Again, allow Easterbrook to present this logically. “Here are the poles of possibility: if God exists, then surely life has meaning. And if God does not exist, then surely life has meaning.” What? Explain, please: “Meaning may be divinely conferred. If not, we can create meaning by living decent and admirable lives.” See how easy that was to resolve! Why do people fuss so about “meaning” when they can either get it from God or just create it for themselves?
But wait—maybe it’s not that easy after all, because Easterbrook immediately writes that “As Western society moves from material want to meaning want, we must always be aware that meaning is harder to come by than a car or a house.” But he just said we could create meaning simply by living decent and admirable lives! “Ultimately, the reason that possessions…are so alluring is that acquiring possessions is a simpler challenge than acquiring a fulfilling philosophy of life.” So now, instead of just living a decent and admirable life, I have to have a philosophy of life?
I admit to being confused. “Western society has concentrated intently on producing a vast output of material goods,” concludes Mr. Easterbrook, “in part because this was an empirical, tangible goal—we knew we could do it. Now we face a task about which we are less confident, the search for meaning.” In the course of two short pages, Gregg Easterbrook has gone from boundless confidence—we can create meaning by living decent and admirable lives—to existential uncertainty; and he’s given me a headache in the process.
Ni fallor (though not about the headache)…
1 Easterbrook is correct: if there is an afterlife, we need not despair; we need only fret endlessly over our eternal fate.
2 Since most of our major religions—which provide, among other things, meaning—go back millennia, it seems clear that people hungered for and worried about meaning even before the dawn of modern affluence.
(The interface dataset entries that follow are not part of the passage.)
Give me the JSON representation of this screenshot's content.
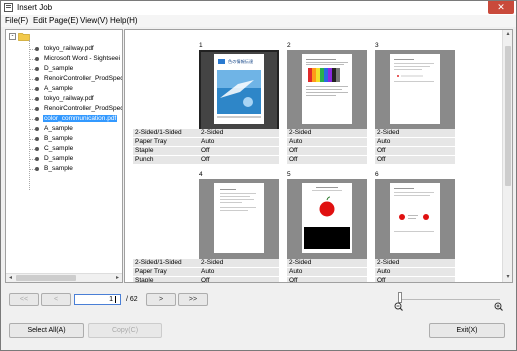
{
  "window": {
    "title": "Insert Job",
    "close_label": "✕"
  },
  "menu": [
    "File(F)",
    "Edit Page(E)",
    "View(V)",
    "Help(H)"
  ],
  "tree": {
    "expander": "-",
    "items": [
      "tokyo_railway.pdf",
      "Microsoft Word - Sightseei",
      "D_sample",
      "RenoirController_ProdSpec_",
      "A_sample",
      "tokyo_railway.pdf",
      "RenoirController_ProdSpec_",
      "color_communication.pdf",
      "A_sample",
      "B_sample",
      "C_sample",
      "D_sample",
      "B_sample"
    ],
    "selected_index": 7,
    "scroll_left": "◂",
    "scroll_right": "▸"
  },
  "main": {
    "scroll_up": "▴",
    "scroll_down": "▾",
    "prop_labels": [
      "2-Sided/1-Sided",
      "Paper Tray",
      "Staple",
      "Punch"
    ],
    "pages": [
      {
        "num": "1",
        "values": [
          "2-Sided",
          "Auto",
          "Off",
          "Off"
        ],
        "selected": true
      },
      {
        "num": "2",
        "values": [
          "2-Sided",
          "Auto",
          "Off",
          "Off"
        ],
        "selected": false
      },
      {
        "num": "3",
        "values": [
          "2-Sided",
          "Auto",
          "Off",
          "Off"
        ],
        "selected": false
      },
      {
        "num": "4",
        "values": [
          "2-Sided",
          "Auto",
          "Off"
        ],
        "selected": false
      },
      {
        "num": "5",
        "values": [
          "2-Sided",
          "Auto",
          "Off"
        ],
        "selected": false
      },
      {
        "num": "6",
        "values": [
          "2-Sided",
          "Auto",
          "Off"
        ],
        "selected": false
      }
    ],
    "page1_heading": "色の情報伝達"
  },
  "nav": {
    "first": "<<",
    "prev": "<",
    "next": ">",
    "last": ">>",
    "current_page": "1",
    "total": "/ 62"
  },
  "zoom": {
    "level": 0.0
  },
  "footer": {
    "select_all": "Select All(A)",
    "copy": "Copy(C)",
    "exit": "Exit(X)"
  },
  "colors": {
    "selection": "#3399ff",
    "close": "#c94a3b",
    "apple_red": "#e01010"
  }
}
I do not know why Gregg Easterbrook thinks otherwise.
3 I recommend looking for it under the lamp post where the light is better.
4 Although one might argue that the “rising interest” in spirituality indicates not that intellectuals are wrong but that many people are still searching for meaning—in other words, that they desperately want to find it and that they haven’t found it yet, possibly because it doesn’t exist or possibly because they’re not looking under the lamp post.
5 Some previous reader of my copy of THE PROGRESS PARADOX has underlined Mr. Easterbrook’s phrase “advanced by existentialist thinkers” and has written “misstated” in the margin alongside. I disapprove of underlining or writing in books, but I concur with the criticism of Easterbrook.